→ **Work item**
Return the records below word for word.

→ **Records for this exercise**

::::

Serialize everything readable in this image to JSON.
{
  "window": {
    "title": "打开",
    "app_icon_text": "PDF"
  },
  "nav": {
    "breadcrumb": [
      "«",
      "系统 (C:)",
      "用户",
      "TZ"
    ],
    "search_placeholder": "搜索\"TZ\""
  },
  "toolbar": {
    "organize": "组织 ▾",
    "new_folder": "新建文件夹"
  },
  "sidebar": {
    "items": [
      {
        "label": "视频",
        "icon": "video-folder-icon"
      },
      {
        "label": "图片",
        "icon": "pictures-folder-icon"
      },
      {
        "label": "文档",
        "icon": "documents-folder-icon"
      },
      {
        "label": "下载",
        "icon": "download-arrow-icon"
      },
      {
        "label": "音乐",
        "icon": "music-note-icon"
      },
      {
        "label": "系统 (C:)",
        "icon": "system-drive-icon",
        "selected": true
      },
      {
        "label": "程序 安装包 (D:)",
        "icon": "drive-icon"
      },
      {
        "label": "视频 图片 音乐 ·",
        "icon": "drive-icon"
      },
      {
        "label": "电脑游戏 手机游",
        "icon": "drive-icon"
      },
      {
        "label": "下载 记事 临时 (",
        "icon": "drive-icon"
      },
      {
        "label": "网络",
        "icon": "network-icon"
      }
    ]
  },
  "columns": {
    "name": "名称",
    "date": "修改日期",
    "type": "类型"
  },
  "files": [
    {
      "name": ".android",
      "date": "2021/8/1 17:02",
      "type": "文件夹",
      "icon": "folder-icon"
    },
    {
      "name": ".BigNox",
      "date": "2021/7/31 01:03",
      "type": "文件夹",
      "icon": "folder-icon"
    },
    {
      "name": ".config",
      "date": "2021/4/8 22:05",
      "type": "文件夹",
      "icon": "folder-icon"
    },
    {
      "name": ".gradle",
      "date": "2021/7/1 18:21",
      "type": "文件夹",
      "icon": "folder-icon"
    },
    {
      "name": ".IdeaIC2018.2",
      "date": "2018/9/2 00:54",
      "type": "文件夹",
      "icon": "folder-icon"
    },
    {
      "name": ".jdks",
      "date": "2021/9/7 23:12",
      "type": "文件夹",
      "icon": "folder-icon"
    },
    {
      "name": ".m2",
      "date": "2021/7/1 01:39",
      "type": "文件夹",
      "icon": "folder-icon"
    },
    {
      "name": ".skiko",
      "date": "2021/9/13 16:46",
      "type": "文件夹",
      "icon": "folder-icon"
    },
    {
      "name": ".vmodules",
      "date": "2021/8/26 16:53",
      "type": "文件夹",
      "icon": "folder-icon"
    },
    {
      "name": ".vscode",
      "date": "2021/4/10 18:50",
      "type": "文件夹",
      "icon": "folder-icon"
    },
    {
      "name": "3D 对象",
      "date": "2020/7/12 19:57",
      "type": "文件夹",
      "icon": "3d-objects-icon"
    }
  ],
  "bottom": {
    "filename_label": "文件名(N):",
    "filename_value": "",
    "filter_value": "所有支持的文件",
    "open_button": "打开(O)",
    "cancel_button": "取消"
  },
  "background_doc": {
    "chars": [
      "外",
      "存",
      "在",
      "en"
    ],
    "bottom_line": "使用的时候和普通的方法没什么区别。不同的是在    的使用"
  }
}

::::

→ **Response**
Serialize everything readable in this image to JSON.
{
  "window": {
    "title": "打开",
    "app_icon_text": "PDF"
  },
  "nav": {
    "breadcrumb": [
      "«",
      "系统 (C:)",
      "用户",
      "TZ"
    ],
    "search_placeholder": "搜索\"TZ\""
  },
  "toolbar": {
    "organize": "组织 ▾",
    "new_folder": "新建文件夹"
  },
  "sidebar": {
    "items": [
      {
        "label": "视频",
        "icon": "video-folder-icon"
      },
      {
        "label": "图片",
        "icon": "pictures-folder-icon"
      },
      {
        "label": "文档",
        "icon": "documents-folder-icon"
      },
      {
        "label": "下载",
        "icon": "download-arrow-icon"
      },
      {
        "label": "音乐",
        "icon": "music-note-icon"
      },
      {
        "label": "系统 (C:)",
        "icon": "system-drive-icon",
        "selected": true
      },
      {
        "label": "程序 安装包 (D:)",
        "icon": "drive-icon"
      },
      {
        "label": "视频 图片 音乐 ·",
        "icon": "drive-icon"
      },
      {
        "label": "电脑游戏 手机游",
        "icon": "drive-icon"
      },
      {
        "label": "下载 记事 临时 (",
        "icon": "drive-icon"
      },
      {
        "label": "网络",
        "icon": "network-icon"
      }
    ]
  },
  "columns": {
    "name": "名称",
    "date": "修改日期",
    "type": "类型"
  },
  "files": [
    {
      "name": ".android",
      "date": "2021/8/1 17:02",
      "type": "文件夹",
      "icon": "folder-icon"
    },
    {
      "name": ".BigNox",
      "date": "2021/7/31 01:03",
      "type": "文件夹",
      "icon": "folder-icon"
    },
    {
      "name": ".config",
      "date": "2021/4/8 22:05",
      "type": "文件夹",
      "icon": "folder-icon"
    },
    {
      "name": ".gradle",
      "date": "2021/7/1 18:21",
      "type": "文件夹",
      "icon": "folder-icon"
    },
    {
      "name": ".IdeaIC2018.2",
      "date": "2018/9/2 00:54",
      "type": "文件夹",
      "icon": "folder-icon"
    },
    {
      "name": ".jdks",
      "date": "2021/9/7 23:12",
      "type": "文件夹",
      "icon": "folder-icon"
    },
    {
      "name": ".m2",
      "date": "2021/7/1 01:39",
      "type": "文件夹",
      "icon": "folder-icon"
    },
    {
      "name": ".skiko",
      "date": "2021/9/13 16:46",
      "type": "文件夹",
      "icon": "folder-icon"
    },
    {
      "name": ".vmodules",
      "date": "2021/8/26 16:53",
      "type": "文件夹",
      "icon": "folder-icon"
    },
    {
      "name": ".vscode",
      "date": "2021/4/10 18:50",
      "type": "文件夹",
      "icon": "folder-icon"
    },
    {
      "name": "3D 对象",
      "date": "2020/7/12 19:57",
      "type": "文件夹",
      "icon": "3d-objects-icon"
    }
  ],
  "bottom": {
    "filename_label": "文件名(N):",
    "filename_value": "",
    "filter_value": "所有支持的文件",
    "open_button": "打开(O)",
    "cancel_button": "取消"
  },
  "background_doc": {
    "chars": [
      "外",
      "存",
      "在",
      "en"
    ],
    "bottom_line": "使用的时候和普通的方法没什么区别。不同的是在    的使用"
  }
}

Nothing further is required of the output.